## Activity:
Retype each entry exactly as written, and keep the pictures out of the copy.

## Input records:
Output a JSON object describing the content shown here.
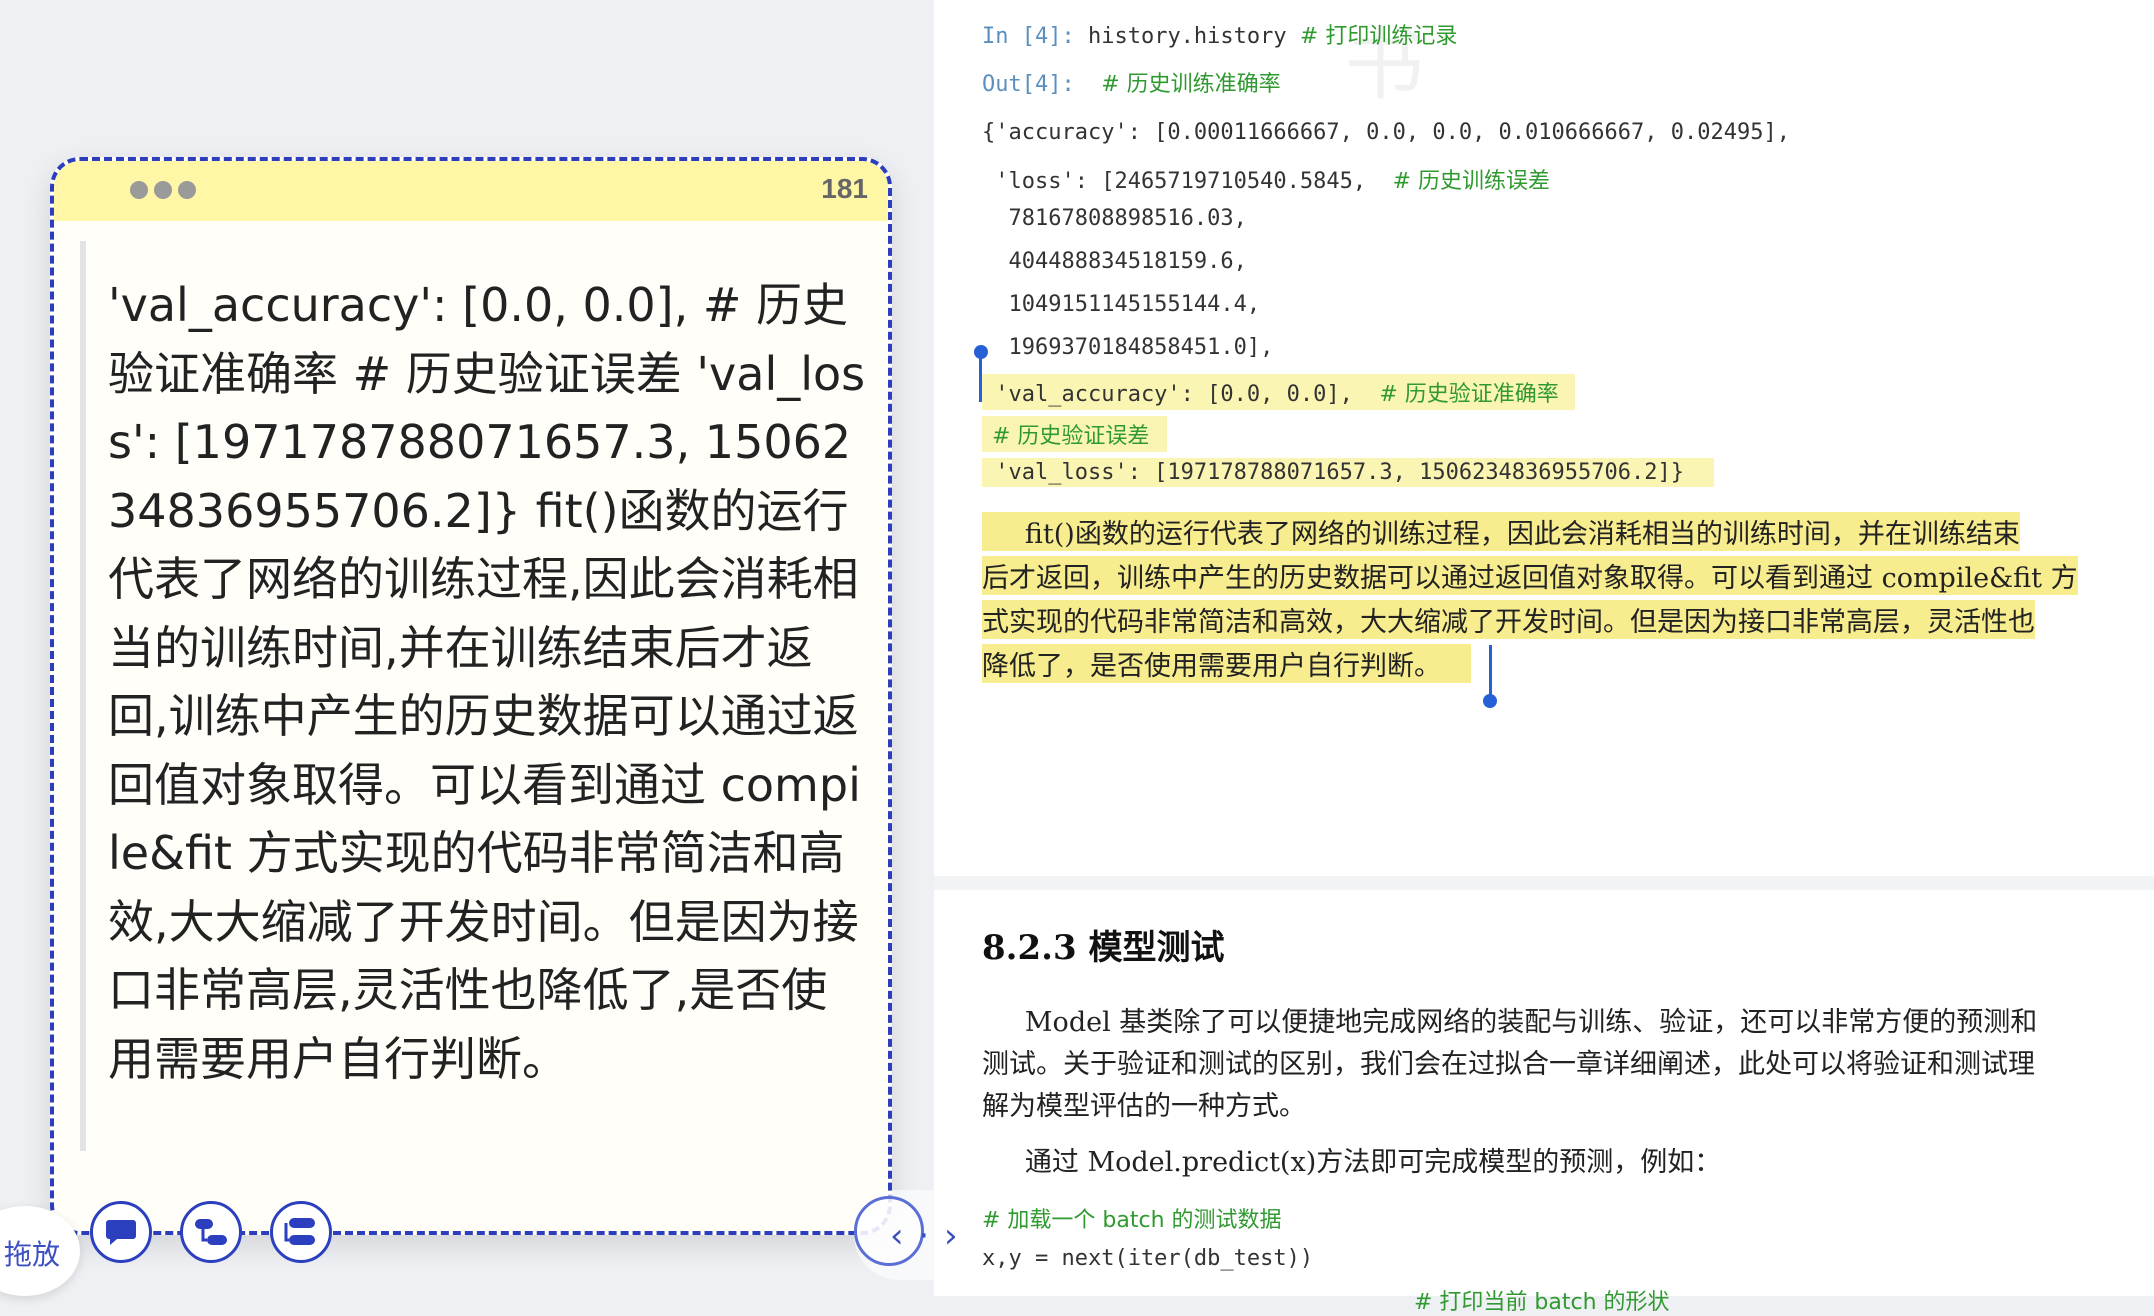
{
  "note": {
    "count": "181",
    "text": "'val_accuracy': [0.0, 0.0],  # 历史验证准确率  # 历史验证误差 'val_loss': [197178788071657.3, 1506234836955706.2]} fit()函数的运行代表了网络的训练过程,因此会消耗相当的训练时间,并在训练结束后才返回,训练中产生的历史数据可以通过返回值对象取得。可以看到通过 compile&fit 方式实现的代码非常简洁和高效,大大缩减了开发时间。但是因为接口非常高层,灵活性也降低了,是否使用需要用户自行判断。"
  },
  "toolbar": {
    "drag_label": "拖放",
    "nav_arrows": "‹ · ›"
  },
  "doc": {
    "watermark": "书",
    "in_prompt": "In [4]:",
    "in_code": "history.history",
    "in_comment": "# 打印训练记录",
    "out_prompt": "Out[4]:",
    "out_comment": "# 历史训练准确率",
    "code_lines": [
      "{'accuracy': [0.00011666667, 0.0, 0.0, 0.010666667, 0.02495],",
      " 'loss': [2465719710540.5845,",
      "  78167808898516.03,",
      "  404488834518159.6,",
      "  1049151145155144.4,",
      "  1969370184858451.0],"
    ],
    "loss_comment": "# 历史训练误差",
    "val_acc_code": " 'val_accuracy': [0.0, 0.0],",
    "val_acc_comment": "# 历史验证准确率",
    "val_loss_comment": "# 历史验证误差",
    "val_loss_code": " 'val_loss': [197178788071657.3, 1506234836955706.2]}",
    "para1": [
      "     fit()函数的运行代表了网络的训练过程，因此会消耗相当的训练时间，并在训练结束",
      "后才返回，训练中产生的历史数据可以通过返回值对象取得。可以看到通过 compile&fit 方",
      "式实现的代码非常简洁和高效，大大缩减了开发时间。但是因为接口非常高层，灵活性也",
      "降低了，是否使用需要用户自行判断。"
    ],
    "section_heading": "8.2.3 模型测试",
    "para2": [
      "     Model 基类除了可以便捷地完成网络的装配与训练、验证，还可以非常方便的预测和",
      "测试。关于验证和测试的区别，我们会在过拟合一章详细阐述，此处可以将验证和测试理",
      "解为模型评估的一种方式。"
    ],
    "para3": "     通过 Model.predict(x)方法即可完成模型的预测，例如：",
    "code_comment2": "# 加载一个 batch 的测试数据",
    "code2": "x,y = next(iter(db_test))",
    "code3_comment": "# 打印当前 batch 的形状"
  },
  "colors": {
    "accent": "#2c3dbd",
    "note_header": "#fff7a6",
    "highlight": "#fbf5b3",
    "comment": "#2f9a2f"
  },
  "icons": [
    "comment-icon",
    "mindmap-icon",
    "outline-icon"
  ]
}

## The answer:
Output a JSON object describing the content shown here.
{
  "note": {
    "count": "181",
    "text": "'val_accuracy': [0.0, 0.0],  # 历史验证准确率  # 历史验证误差 'val_loss': [197178788071657.3, 1506234836955706.2]} fit()函数的运行代表了网络的训练过程,因此会消耗相当的训练时间,并在训练结束后才返回,训练中产生的历史数据可以通过返回值对象取得。可以看到通过 compile&fit 方式实现的代码非常简洁和高效,大大缩减了开发时间。但是因为接口非常高层,灵活性也降低了,是否使用需要用户自行判断。"
  },
  "toolbar": {
    "drag_label": "拖放",
    "nav_arrows": "‹ · ›"
  },
  "doc": {
    "watermark": "书",
    "in_prompt": "In [4]:",
    "in_code": "history.history",
    "in_comment": "# 打印训练记录",
    "out_prompt": "Out[4]:",
    "out_comment": "# 历史训练准确率",
    "code_lines": [
      "{'accuracy': [0.00011666667, 0.0, 0.0, 0.010666667, 0.02495],",
      " 'loss': [2465719710540.5845,",
      "  78167808898516.03,",
      "  404488834518159.6,",
      "  1049151145155144.4,",
      "  1969370184858451.0],"
    ],
    "loss_comment": "# 历史训练误差",
    "val_acc_code": " 'val_accuracy': [0.0, 0.0],",
    "val_acc_comment": "# 历史验证准确率",
    "val_loss_comment": "# 历史验证误差",
    "val_loss_code": " 'val_loss': [197178788071657.3, 1506234836955706.2]}",
    "para1": [
      "     fit()函数的运行代表了网络的训练过程，因此会消耗相当的训练时间，并在训练结束",
      "后才返回，训练中产生的历史数据可以通过返回值对象取得。可以看到通过 compile&fit 方",
      "式实现的代码非常简洁和高效，大大缩减了开发时间。但是因为接口非常高层，灵活性也",
      "降低了，是否使用需要用户自行判断。"
    ],
    "section_heading": "8.2.3 模型测试",
    "para2": [
      "     Model 基类除了可以便捷地完成网络的装配与训练、验证，还可以非常方便的预测和",
      "测试。关于验证和测试的区别，我们会在过拟合一章详细阐述，此处可以将验证和测试理",
      "解为模型评估的一种方式。"
    ],
    "para3": "     通过 Model.predict(x)方法即可完成模型的预测，例如：",
    "code_comment2": "# 加载一个 batch 的测试数据",
    "code2": "x,y = next(iter(db_test))",
    "code3_comment": "# 打印当前 batch 的形状"
  },
  "colors": {
    "accent": "#2c3dbd",
    "note_header": "#fff7a6",
    "highlight": "#fbf5b3",
    "comment": "#2f9a2f"
  },
  "icons": [
    "comment-icon",
    "mindmap-icon",
    "outline-icon"
  ]
}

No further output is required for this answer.